Technology ID

Methods for Detecting Syphilis Using Synthetic Antigens

Lead Inventor
Castro, Arnold (CDC)
Pope, Victoria (CDC)
Morrill, William (CDC)
Research Materials
Occupational Safety and Health
Consumer Products
Therapeutic Areas
Infectious Disease
Development Stages
Pre-Clinical (in vitro)
Lead IC
Syphilis is a highly contagious sexually transmitted disease caused by the bacterium, Treponema pallidum (T. pallidum). If left untreated, syphilis can cause serious complications including blindness, paralysis and dementia.

The venereal disease research laboratory (VDRL) test is one type of screening test used to detect syphilis. This blood test first detects antibodies responding to antigens produced by cells damaged by Treponema pallidum bacteria. Note that some literature suggest that these antigens could also come from dead/dying T. pallidum cells. Due to the high incidence of false positive and false negative results, however, secondary confirmation of the test results must be done using an alternative, more specific assay. CDC and partner researchers developed a VDRL antigen using synthetic components (cardiolipin and lecithin) instead of native, purified components for improved detection of syphilis.
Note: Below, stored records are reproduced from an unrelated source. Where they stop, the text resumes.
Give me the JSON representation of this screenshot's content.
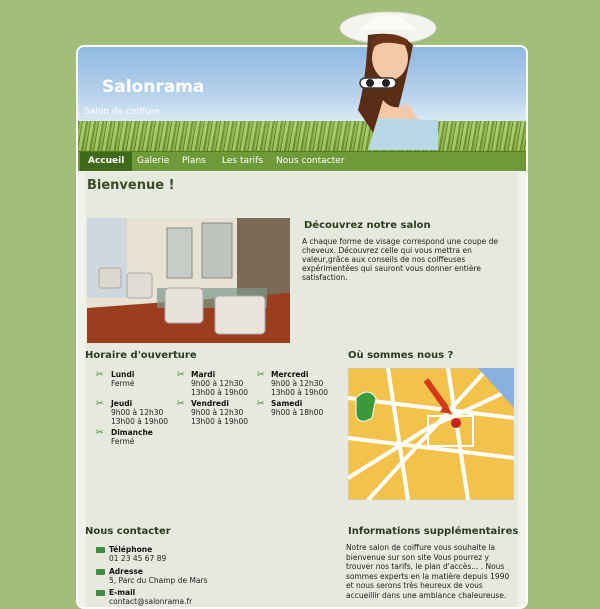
{
  "header": {
    "title": "Salonrama",
    "subtitle": "Salon de coiffure"
  },
  "nav": {
    "items": [
      "Accueil",
      "Galerie",
      "Plans",
      "Les tarifs",
      "Nous contacter"
    ]
  },
  "welcome": {
    "title": "Bienvenue !"
  },
  "discover": {
    "title": "Découvrez notre salon",
    "text": "A chaque forme de visage correspond une coupe de cheveux. Découvrez celle qui vous mettra en valeur,grâce aux conseils de nos coiffeuses expérimentées qui sauront vous donner entière satisfaction."
  },
  "hours": {
    "title": "Horaire d'ouverture",
    "days": [
      {
        "day": "Lundi",
        "l1": "Fermé",
        "l2": ""
      },
      {
        "day": "Mardi",
        "l1": "9h00 à 12h30",
        "l2": "13h00 à 19h00"
      },
      {
        "day": "Mercredi",
        "l1": "9h00 à 12h30",
        "l2": "13h00 à 19h00"
      },
      {
        "day": "Jeudi",
        "l1": "9h00 à 12h30",
        "l2": "13h00 à 19h00"
      },
      {
        "day": "Vendredi",
        "l1": "9h00 à 12h30",
        "l2": "13h00 à 19h00"
      },
      {
        "day": "Samedi",
        "l1": "9h00 à 18h00",
        "l2": ""
      },
      {
        "day": "Dimanche",
        "l1": "Fermé",
        "l2": ""
      }
    ]
  },
  "location": {
    "title": "Où sommes nous ?"
  },
  "contact": {
    "title": "Nous contacter",
    "phone_label": "Téléphone",
    "phone": "01 23 45 67 89",
    "address_label": "Adresse",
    "address": "5, Parc du Champ de Mars",
    "email_label": "E-mail",
    "email": "contact@salonrama.fr"
  },
  "info": {
    "title": "Informations supplémentaires",
    "text": "Notre salon de coiffure vous souhaite la bienvenue sur son site Vous pourrez y trouver nos tarifs, le plan d'accès... . Nous sommes experts en la matière depuis 1990 et nous serons très heureux de vous accueillir dans une ambiance chaleureuse."
  },
  "colors": {
    "background": "#a3be78",
    "nav": "#6f9a3a",
    "nav_active": "#3f6a1a",
    "accent_icon": "#3e8c3e"
  }
}
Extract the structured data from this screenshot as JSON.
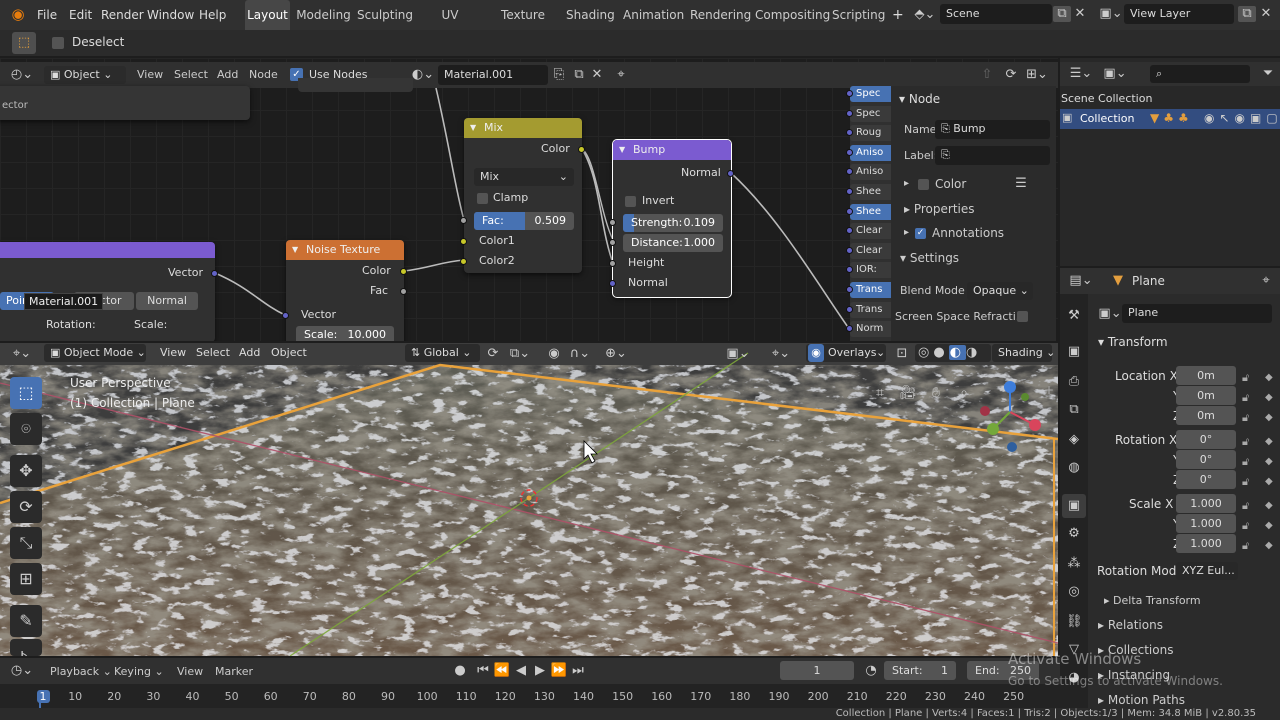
{
  "topbar": {
    "menus": [
      "File",
      "Edit",
      "Render",
      "Window",
      "Help"
    ],
    "workspaces": [
      "Layout",
      "Modeling",
      "Sculpting",
      "UV Editing",
      "Texture Paint",
      "Shading",
      "Animation",
      "Rendering",
      "Compositing",
      "Scripting"
    ],
    "add_tab": "+",
    "scene": "Scene",
    "view_layer": "View Layer"
  },
  "toolheader": {
    "deselect": "Deselect"
  },
  "node_editor": {
    "header": {
      "mode": "Object",
      "menus": [
        "View",
        "Select",
        "Add",
        "Node"
      ],
      "use_nodes": "Use Nodes",
      "material": "Material.001"
    },
    "partial_node_label": "ector",
    "nodes": {
      "mix": {
        "title": "Mix",
        "out_color": "Color",
        "blend": "Mix",
        "clamp": "Clamp",
        "fac_label": "Fac:",
        "fac_value": "0.509",
        "fac_fraction": 0.509,
        "in1": "Color1",
        "in2": "Color2"
      },
      "bump": {
        "title": "Bump",
        "out_normal": "Normal",
        "invert": "Invert",
        "strength_label": "Strength:",
        "strength_value": "0.109",
        "strength_fraction": 0.109,
        "distance_label": "Distance:",
        "distance_value": "1.000",
        "in_height": "Height",
        "in_normal": "Normal"
      },
      "noise": {
        "title": "Noise Texture",
        "out_color": "Color",
        "out_fac": "Fac",
        "in_vector": "Vector",
        "scale_label": "Scale:",
        "scale_value": "10.000"
      },
      "mapping": {
        "out_vector": "Vector",
        "tooltip": "Material.001",
        "b1": "Point",
        "b2": "Vector",
        "b3": "Normal",
        "rotation": "Rotation:",
        "scale": "Scale:"
      }
    },
    "bsdf_tabs": [
      "Spec",
      "Spec",
      "Roug",
      "Aniso",
      "Aniso",
      "Shee",
      "Shee",
      "Clear",
      "Clear",
      "IOR:",
      "Trans",
      "Trans",
      "Norm"
    ],
    "sidebar": {
      "section": "Node",
      "name_label": "Name:",
      "name_value": "Bump",
      "label_label": "Label:",
      "color": "Color",
      "properties": "Properties",
      "annotations": "Annotations",
      "settings": "Settings",
      "blend_mode_label": "Blend Mode",
      "blend_mode": "Opaque",
      "ssr": "Screen Space Refracti..."
    }
  },
  "outliner": {
    "scene_collection": "Scene Collection",
    "collection": "Collection"
  },
  "properties": {
    "object": "Plane",
    "datablock": "Plane",
    "transform": "Transform",
    "location": {
      "x_label": "Location X",
      "y_label": "Y",
      "z_label": "Z",
      "x": "0m",
      "y": "0m",
      "z": "0m"
    },
    "rotation": {
      "x_label": "Rotation X",
      "y_label": "Y",
      "z_label": "Z",
      "x": "0°",
      "y": "0°",
      "z": "0°"
    },
    "scale": {
      "x_label": "Scale X",
      "y_label": "Y",
      "z_label": "Z",
      "x": "1.000",
      "y": "1.000",
      "z": "1.000"
    },
    "rotation_mode_label": "Rotation Mode",
    "rotation_mode": "XYZ Eul...",
    "delta": "Delta Transform",
    "relations": "Relations",
    "collections": "Collections",
    "instancing": "Instancing",
    "motion_paths": "Motion Paths"
  },
  "viewport": {
    "header": {
      "mode": "Object Mode",
      "menus": [
        "View",
        "Select",
        "Add",
        "Object"
      ],
      "orientation": "Global",
      "overlays": "Overlays",
      "shading": "Shading"
    },
    "perspective": "User Perspective",
    "collection_info": "(1) Collection | Plane"
  },
  "timeline": {
    "menus": [
      "Playback",
      "Keying",
      "View",
      "Marker"
    ],
    "current_frame": "1",
    "start_label": "Start:",
    "start": "1",
    "end_label": "End:",
    "end": "250",
    "ticks": [
      "1",
      "10",
      "20",
      "30",
      "40",
      "50",
      "60",
      "70",
      "80",
      "90",
      "100",
      "110",
      "120",
      "130",
      "140",
      "150",
      "160",
      "170",
      "180",
      "190",
      "200",
      "210",
      "220",
      "230",
      "240",
      "250"
    ]
  },
  "statusbar": {
    "text": "Collection | Plane | Verts:4 | Faces:1 | Tris:2 | Objects:1/3 | Mem: 34.8 MiB | v2.80.35"
  },
  "watermark": {
    "line1": "Activate Windows",
    "line2": "Go to Settings to activate Windows."
  },
  "colors": {
    "accent": "#4772b3",
    "mix_header": "#a49b30",
    "bump_header": "#7b5bd0",
    "noise_header": "#cc7033",
    "selection": "#e9a23b"
  }
}
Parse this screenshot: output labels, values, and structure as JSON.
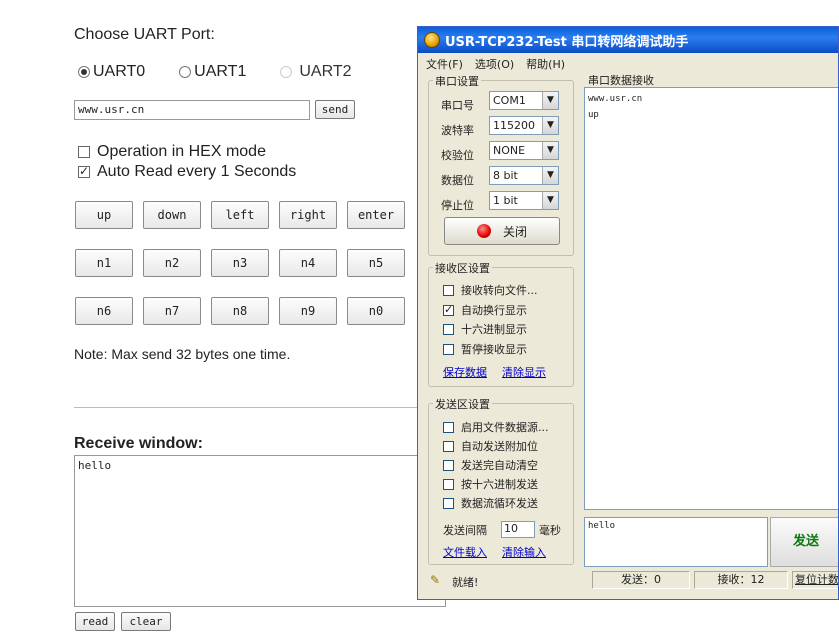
{
  "web": {
    "port_title": "Choose UART Port:",
    "radios": [
      {
        "label": "UART0",
        "selected": true,
        "disabled": false
      },
      {
        "label": "UART1",
        "selected": false,
        "disabled": false
      },
      {
        "label": "UART2",
        "selected": false,
        "disabled": true
      }
    ],
    "send_input_value": "www.usr.cn",
    "send_button": "send",
    "options": [
      {
        "label": "Operation in HEX mode",
        "checked": false
      },
      {
        "label": "Auto Read every 1 Seconds",
        "checked": true
      }
    ],
    "keys": [
      [
        "up",
        "down",
        "left",
        "right",
        "enter"
      ],
      [
        "n1",
        "n2",
        "n3",
        "n4",
        "n5"
      ],
      [
        "n6",
        "n7",
        "n8",
        "n9",
        "n0"
      ]
    ],
    "note": "Note: Max send 32 bytes one time.",
    "receive_title": "Receive window:",
    "receive_text": "hello",
    "read_button": "read",
    "clear_button": "clear"
  },
  "tool": {
    "title": "USR-TCP232-Test  串口转网络调试助手",
    "menu": [
      "文件(F)",
      "选项(O)",
      "帮助(H)"
    ],
    "serial_group": "串口设置",
    "fields": [
      {
        "label": "串口号",
        "value": "COM1"
      },
      {
        "label": "波特率",
        "value": "115200"
      },
      {
        "label": "校验位",
        "value": "NONE"
      },
      {
        "label": "数据位",
        "value": "8 bit"
      },
      {
        "label": "停止位",
        "value": "1 bit"
      }
    ],
    "close_button": "关闭",
    "recv_group": "接收区设置",
    "recv_options": [
      {
        "label": "接收转向文件...",
        "checked": false
      },
      {
        "label": "自动换行显示",
        "checked": true
      },
      {
        "label": "十六进制显示",
        "checked": false
      },
      {
        "label": "暂停接收显示",
        "checked": false
      }
    ],
    "save_data": "保存数据",
    "clear_display": "清除显示",
    "send_group": "发送区设置",
    "send_options": [
      {
        "label": "启用文件数据源...",
        "checked": false
      },
      {
        "label": "自动发送附加位",
        "checked": false
      },
      {
        "label": "发送完自动清空",
        "checked": false
      },
      {
        "label": "按十六进制发送",
        "checked": false
      },
      {
        "label": "数据流循环发送",
        "checked": false
      }
    ],
    "interval_label": "发送间隔",
    "interval_value": "10",
    "interval_unit": "毫秒",
    "load_file": "文件载入",
    "clear_input": "清除输入",
    "recv_area_title": "串口数据接收",
    "recv_lines": [
      "www.usr.cn",
      "up"
    ],
    "send_text": "hello",
    "send_button": "发送",
    "status_ready": "就绪!",
    "status_sent": "发送：0",
    "status_recv": "接收：12",
    "status_reset": "复位计数"
  }
}
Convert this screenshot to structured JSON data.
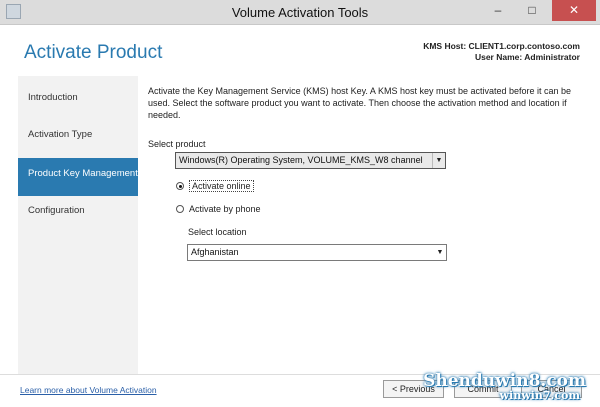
{
  "window": {
    "title": "Volume Activation Tools",
    "minimize": "–",
    "maximize": "□",
    "close": "✕"
  },
  "header": {
    "page_title": "Activate Product",
    "kms_host_label": "KMS Host: CLIENT1.corp.contoso.com",
    "user_name_label": "User Name: Administrator"
  },
  "sidebar": {
    "items": [
      {
        "label": "Introduction",
        "active": false
      },
      {
        "label": "Activation Type",
        "active": false
      },
      {
        "label": "Product Key Management",
        "active": true
      },
      {
        "label": "Configuration",
        "active": false
      }
    ]
  },
  "main": {
    "description": "Activate the Key Management Service (KMS) host Key. A KMS host key must be activated before it can be used. Select the software product you want to activate. Then choose the activation method and location if needed.",
    "select_product_label": "Select product",
    "selected_product": "Windows(R) Operating System, VOLUME_KMS_W8 channel",
    "options": {
      "activate_online": "Activate online",
      "activate_by_phone": "Activate by phone",
      "selected": "activate_online"
    },
    "select_location_label": "Select location",
    "selected_location": "Afghanistan"
  },
  "footer": {
    "learn_more_link": "Learn more about Volume Activation",
    "previous_button": "< Previous",
    "next_button": "Commit",
    "cancel_button": "Cancel"
  },
  "watermark": {
    "line1": "Shenduwin8.com",
    "line2": "winwin7.com"
  },
  "colors": {
    "accent": "#2a7ab0",
    "close_button": "#c75050"
  }
}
The sensitivity has been increased to be comparable to that of the present RPR (rapid plasma reagin) test antigen, by eliminating portions of the natural components that cross-react with diseases other than syphilis. Use of synthetic components also makes the reagent more stable than the prior version, which results in extended shelf life at the same temperature (usually room temperature) due to elimination of impurities and possible oxidation sites.
Commercial Applications
  • For use in assays or diagnostic kits for the detection of syphilis
  • For use in in vitro research tools for studying syphilis
Competitive Advantages
  • Increased sensitivity and specificity with the synthetic VDRL antigen
  • Rapid, inexpensive method of detecting syphilis
  • Increased VDRL assay reagent stability at room temperature (68-72oF or 20-22oC) versus RPR and TRUST assays where the antigen is stored at refrigerated temperature (34-40oF or 1.5-4.5oC)
Licensing Contact:
Mitzelfelt, Jeremiah